The last 30 years’ redistribution of wealth from the bottom and the middle to the already richest has aggravated systemic inequalities to their breaking points. Widening social splits have become more bitter and harsh. On the left, socialist criticisms targeted capitalism as the basic problem. On the right, new fascistic formations of government defend capitalism by deflecting the building rage of the economically undermined towards immigrants, people of color & the LGBTQ+. Talk of civil wars became louder.
Internationally, the year brought into sharpest relief the decline of one empire and the rise of another. One key question of our time is whether compromise and negotiated accommodation will enable China & the U.S. to coexist, or whether trade and sanction wars, followed by military wars, will be our future (or our nuclear self-destruction). The other key question of our time- the looming climate and related ecological crises- tests the whole world’s ability to compromise and make negotiated mutual accommodations to survive or self-destruct.
I am proud that a small media project like ours can continue to weather these storms and share our message: we can do better than this.
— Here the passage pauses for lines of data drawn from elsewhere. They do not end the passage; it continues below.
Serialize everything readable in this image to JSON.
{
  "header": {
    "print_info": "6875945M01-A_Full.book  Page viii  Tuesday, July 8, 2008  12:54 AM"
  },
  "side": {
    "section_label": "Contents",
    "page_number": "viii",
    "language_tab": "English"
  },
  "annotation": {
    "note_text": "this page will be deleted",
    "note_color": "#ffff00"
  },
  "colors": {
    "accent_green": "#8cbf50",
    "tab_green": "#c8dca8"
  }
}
We can do better than capitalism.
Two years ago, my end-of-year letter to you spoke of our pride at Democracy at Work having reached 200,000 YouTube subscribers- one measure of our audience, reach, and effectiveness. I can now proudly tell you that we are very close to reaching 300,000.
Beyond our stream of videos, audios, and our flagship “Economic Update” program, the invitations to speak to mass media keep growing. So too do our book sales, with three more books nearing completion and scheduled for publication in 2023. We are on a roll.
The fundamental problems forcing their way onto modern society’s surface are building our audiences, while the agenda to make a change is inspiring our activities and spirit.
We work to make our critiques of capitalism and our proposals for solutions--built around workplace democracy--understandable and helpful contributions for these difficult times.
Your interest and support have been a crucial part of all we have achieved. Together, we add much to a broadening movement for progressive social change whose time has come.
On behalf of the entire Democracy at Work team, thank you for your support, engagement, and solidarity. Join us in this effort by sharing our work or learning about the many ways you can support d@w.
Richard D. Wolff
d@w Board of Directors Member